Give the data again exactly as it is written.

**Dataset rows for apps and sites**:
___
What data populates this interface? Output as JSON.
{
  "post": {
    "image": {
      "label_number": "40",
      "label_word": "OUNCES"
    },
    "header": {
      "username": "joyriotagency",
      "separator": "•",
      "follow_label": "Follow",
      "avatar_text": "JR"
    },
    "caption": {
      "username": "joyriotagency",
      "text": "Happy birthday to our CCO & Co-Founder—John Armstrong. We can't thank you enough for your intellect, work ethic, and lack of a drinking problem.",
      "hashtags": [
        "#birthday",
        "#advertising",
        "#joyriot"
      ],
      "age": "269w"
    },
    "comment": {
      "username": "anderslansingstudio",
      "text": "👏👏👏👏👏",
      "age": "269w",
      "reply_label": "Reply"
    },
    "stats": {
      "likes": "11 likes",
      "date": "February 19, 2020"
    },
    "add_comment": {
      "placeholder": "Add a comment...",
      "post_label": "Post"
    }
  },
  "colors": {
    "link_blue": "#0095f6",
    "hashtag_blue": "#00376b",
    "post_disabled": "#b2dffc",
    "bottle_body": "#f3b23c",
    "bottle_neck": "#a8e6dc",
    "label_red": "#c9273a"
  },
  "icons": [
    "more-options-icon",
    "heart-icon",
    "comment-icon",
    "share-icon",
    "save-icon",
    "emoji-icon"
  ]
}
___
**Task solution**:
What data populates this interface? Output as JSON.
{
  "post": {
    "image": {
      "label_number": "40",
      "label_word": "OUNCES"
    },
    "header": {
      "username": "joyriotagency",
      "separator": "•",
      "follow_label": "Follow",
      "avatar_text": "JR"
    },
    "caption": {
      "username": "joyriotagency",
      "text": "Happy birthday to our CCO & Co-Founder—John Armstrong. We can't thank you enough for your intellect, work ethic, and lack of a drinking problem.",
      "hashtags": [
        "#birthday",
        "#advertising",
        "#joyriot"
      ],
      "age": "269w"
    },
    "comment": {
      "username": "anderslansingstudio",
      "text": "👏👏👏👏👏",
      "age": "269w",
      "reply_label": "Reply"
    },
    "stats": {
      "likes": "11 likes",
      "date": "February 19, 2020"
    },
    "add_comment": {
      "placeholder": "Add a comment...",
      "post_label": "Post"
    }
  },
  "colors": {
    "link_blue": "#0095f6",
    "hashtag_blue": "#00376b",
    "post_disabled": "#b2dffc",
    "bottle_body": "#f3b23c",
    "bottle_neck": "#a8e6dc",
    "label_red": "#c9273a"
  },
  "icons": [
    "more-options-icon",
    "heart-icon",
    "comment-icon",
    "share-icon",
    "save-icon",
    "emoji-icon"
  ]
}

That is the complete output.